──────── Exercise data

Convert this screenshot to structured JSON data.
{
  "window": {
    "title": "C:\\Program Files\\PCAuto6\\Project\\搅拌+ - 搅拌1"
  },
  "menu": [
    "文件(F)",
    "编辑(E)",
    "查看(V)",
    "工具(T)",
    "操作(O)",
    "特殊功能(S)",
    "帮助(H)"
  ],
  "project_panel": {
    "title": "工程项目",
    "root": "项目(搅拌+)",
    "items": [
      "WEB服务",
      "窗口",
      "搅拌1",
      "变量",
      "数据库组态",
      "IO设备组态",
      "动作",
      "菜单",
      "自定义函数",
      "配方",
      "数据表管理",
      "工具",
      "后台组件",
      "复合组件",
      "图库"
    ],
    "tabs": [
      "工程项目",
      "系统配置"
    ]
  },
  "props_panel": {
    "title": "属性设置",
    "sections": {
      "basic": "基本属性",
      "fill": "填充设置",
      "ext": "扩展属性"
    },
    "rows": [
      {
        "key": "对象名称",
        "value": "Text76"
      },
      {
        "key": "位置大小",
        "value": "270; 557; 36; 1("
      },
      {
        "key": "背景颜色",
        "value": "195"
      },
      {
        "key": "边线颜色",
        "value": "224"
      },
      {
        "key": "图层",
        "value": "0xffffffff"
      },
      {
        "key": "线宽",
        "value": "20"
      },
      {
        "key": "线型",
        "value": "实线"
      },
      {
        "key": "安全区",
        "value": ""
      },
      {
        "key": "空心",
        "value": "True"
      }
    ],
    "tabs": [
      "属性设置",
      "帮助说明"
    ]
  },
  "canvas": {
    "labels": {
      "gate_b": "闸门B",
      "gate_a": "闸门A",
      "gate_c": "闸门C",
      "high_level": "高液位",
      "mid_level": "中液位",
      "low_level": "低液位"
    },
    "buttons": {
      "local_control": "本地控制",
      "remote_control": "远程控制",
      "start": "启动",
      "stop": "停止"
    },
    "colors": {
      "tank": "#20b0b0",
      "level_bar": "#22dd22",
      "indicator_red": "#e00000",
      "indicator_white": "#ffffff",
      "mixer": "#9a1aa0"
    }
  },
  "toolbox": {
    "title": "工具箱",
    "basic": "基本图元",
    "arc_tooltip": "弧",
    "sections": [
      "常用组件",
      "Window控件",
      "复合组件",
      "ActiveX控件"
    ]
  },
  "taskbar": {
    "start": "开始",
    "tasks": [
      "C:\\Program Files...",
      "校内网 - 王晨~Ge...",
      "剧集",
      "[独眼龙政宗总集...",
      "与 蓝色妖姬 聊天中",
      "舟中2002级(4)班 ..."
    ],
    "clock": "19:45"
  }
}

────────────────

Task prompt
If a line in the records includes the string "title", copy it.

Written answer
    "title": "C:\\Program Files\\PCAuto6\\Project\\搅拌+ - 搅拌1"
    "title": "工程项目",
    "title": "属性设置",
    "title": "工具箱",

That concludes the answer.